▶ [Required action]: The full listing must be reproduced exactly as given.
*** Block opens ***
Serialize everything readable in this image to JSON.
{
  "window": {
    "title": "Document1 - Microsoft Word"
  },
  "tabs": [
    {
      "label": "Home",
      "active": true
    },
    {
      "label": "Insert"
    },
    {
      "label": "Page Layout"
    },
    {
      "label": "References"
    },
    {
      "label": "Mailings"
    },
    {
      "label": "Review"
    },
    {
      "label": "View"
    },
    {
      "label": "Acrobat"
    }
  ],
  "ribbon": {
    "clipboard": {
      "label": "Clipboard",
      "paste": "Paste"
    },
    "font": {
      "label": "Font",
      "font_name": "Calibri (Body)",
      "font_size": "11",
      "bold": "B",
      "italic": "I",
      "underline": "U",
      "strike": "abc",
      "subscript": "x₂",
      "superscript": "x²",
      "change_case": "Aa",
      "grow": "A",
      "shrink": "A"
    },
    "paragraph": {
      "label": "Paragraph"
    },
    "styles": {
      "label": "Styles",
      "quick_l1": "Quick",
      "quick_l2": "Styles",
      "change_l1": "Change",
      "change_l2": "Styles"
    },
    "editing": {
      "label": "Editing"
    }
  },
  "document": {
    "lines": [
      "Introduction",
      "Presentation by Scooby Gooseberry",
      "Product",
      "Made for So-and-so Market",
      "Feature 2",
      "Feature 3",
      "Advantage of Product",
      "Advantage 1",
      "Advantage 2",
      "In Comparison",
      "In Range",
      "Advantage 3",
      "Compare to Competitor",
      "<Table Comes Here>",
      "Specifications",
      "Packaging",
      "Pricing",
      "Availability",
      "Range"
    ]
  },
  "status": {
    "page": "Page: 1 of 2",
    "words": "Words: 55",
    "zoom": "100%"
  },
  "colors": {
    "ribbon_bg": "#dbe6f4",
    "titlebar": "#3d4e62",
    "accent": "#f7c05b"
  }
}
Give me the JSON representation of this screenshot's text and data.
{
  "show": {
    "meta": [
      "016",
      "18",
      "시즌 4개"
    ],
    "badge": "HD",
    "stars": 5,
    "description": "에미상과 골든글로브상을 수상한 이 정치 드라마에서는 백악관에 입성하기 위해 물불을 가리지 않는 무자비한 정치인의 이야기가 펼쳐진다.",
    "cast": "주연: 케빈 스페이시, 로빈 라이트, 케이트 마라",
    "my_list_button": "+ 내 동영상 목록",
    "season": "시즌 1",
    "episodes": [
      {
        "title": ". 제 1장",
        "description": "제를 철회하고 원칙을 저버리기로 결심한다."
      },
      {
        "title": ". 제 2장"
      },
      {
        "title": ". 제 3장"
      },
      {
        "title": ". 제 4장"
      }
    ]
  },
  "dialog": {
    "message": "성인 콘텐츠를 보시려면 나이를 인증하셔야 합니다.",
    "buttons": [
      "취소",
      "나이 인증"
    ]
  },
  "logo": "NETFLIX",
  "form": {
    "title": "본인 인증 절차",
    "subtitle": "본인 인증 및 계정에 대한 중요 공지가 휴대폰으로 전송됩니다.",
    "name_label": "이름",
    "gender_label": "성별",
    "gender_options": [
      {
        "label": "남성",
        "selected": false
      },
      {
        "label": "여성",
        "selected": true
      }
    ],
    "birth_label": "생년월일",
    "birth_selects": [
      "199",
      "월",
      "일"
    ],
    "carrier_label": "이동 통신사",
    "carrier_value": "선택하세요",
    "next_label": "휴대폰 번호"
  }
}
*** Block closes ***
▶ [Written response]:
Serialize everything readable in this image to JSON.
{
  "window": {
    "title": "Document1 - Microsoft Word"
  },
  "tabs": [
    {
      "label": "Home",
      "active": true
    },
    {
      "label": "Insert"
    },
    {
      "label": "Page Layout"
    },
    {
      "label": "References"
    },
    {
      "label": "Mailings"
    },
    {
      "label": "Review"
    },
    {
      "label": "View"
    },
    {
      "label": "Acrobat"
    }
  ],
  "ribbon": {
    "clipboard": {
      "label": "Clipboard",
      "paste": "Paste"
    },
    "font": {
      "label": "Font",
      "font_name": "Calibri (Body)",
      "font_size": "11",
      "bold": "B",
      "italic": "I",
      "underline": "U",
      "strike": "abc",
      "subscript": "x₂",
      "superscript": "x²",
      "change_case": "Aa",
      "grow": "A",
      "shrink": "A"
    },
    "paragraph": {
      "label": "Paragraph"
    },
    "styles": {
      "label": "Styles",
      "quick_l1": "Quick",
      "quick_l2": "Styles",
      "change_l1": "Change",
      "change_l2": "Styles"
    },
    "editing": {
      "label": "Editing"
    }
  },
  "document": {
    "lines": [
      "Introduction",
      "Presentation by Scooby Gooseberry",
      "Product",
      "Made for So-and-so Market",
      "Feature 2",
      "Feature 3",
      "Advantage of Product",
      "Advantage 1",
      "Advantage 2",
      "In Comparison",
      "In Range",
      "Advantage 3",
      "Compare to Competitor",
      "<Table Comes Here>",
      "Specifications",
      "Packaging",
      "Pricing",
      "Availability",
      "Range"
    ]
  },
  "status": {
    "page": "Page: 1 of 2",
    "words": "Words: 55",
    "zoom": "100%"
  },
  "colors": {
    "ribbon_bg": "#dbe6f4",
    "titlebar": "#3d4e62",
    "accent": "#f7c05b"
  }
}
Give me the JSON representation of this screenshot's text and data.
{
  "show": {
    "meta": [
      "016",
      "18",
      "시즌 4개"
    ],
    "badge": "HD",
    "stars": 5,
    "description": "에미상과 골든글로브상을 수상한 이 정치 드라마에서는 백악관에 입성하기 위해 물불을 가리지 않는 무자비한 정치인의 이야기가 펼쳐진다.",
    "cast": "주연: 케빈 스페이시, 로빈 라이트, 케이트 마라",
    "my_list_button": "+ 내 동영상 목록",
    "season": "시즌 1",
    "episodes": [
      {
        "title": ". 제 1장",
        "description": "제를 철회하고 원칙을 저버리기로 결심한다."
      },
      {
        "title": ". 제 2장"
      },
      {
        "title": ". 제 3장"
      },
      {
        "title": ". 제 4장"
      }
    ]
  },
  "dialog": {
    "message": "성인 콘텐츠를 보시려면 나이를 인증하셔야 합니다.",
    "buttons": [
      "취소",
      "나이 인증"
    ]
  },
  "logo": "NETFLIX",
  "form": {
    "title": "본인 인증 절차",
    "subtitle": "본인 인증 및 계정에 대한 중요 공지가 휴대폰으로 전송됩니다.",
    "name_label": "이름",
    "gender_label": "성별",
    "gender_options": [
      {
        "label": "남성",
        "selected": false
      },
      {
        "label": "여성",
        "selected": true
      }
    ],
    "birth_label": "생년월일",
    "birth_selects": [
      "199",
      "월",
      "일"
    ],
    "carrier_label": "이동 통신사",
    "carrier_value": "선택하세요",
    "next_label": "휴대폰 번호"
  }
}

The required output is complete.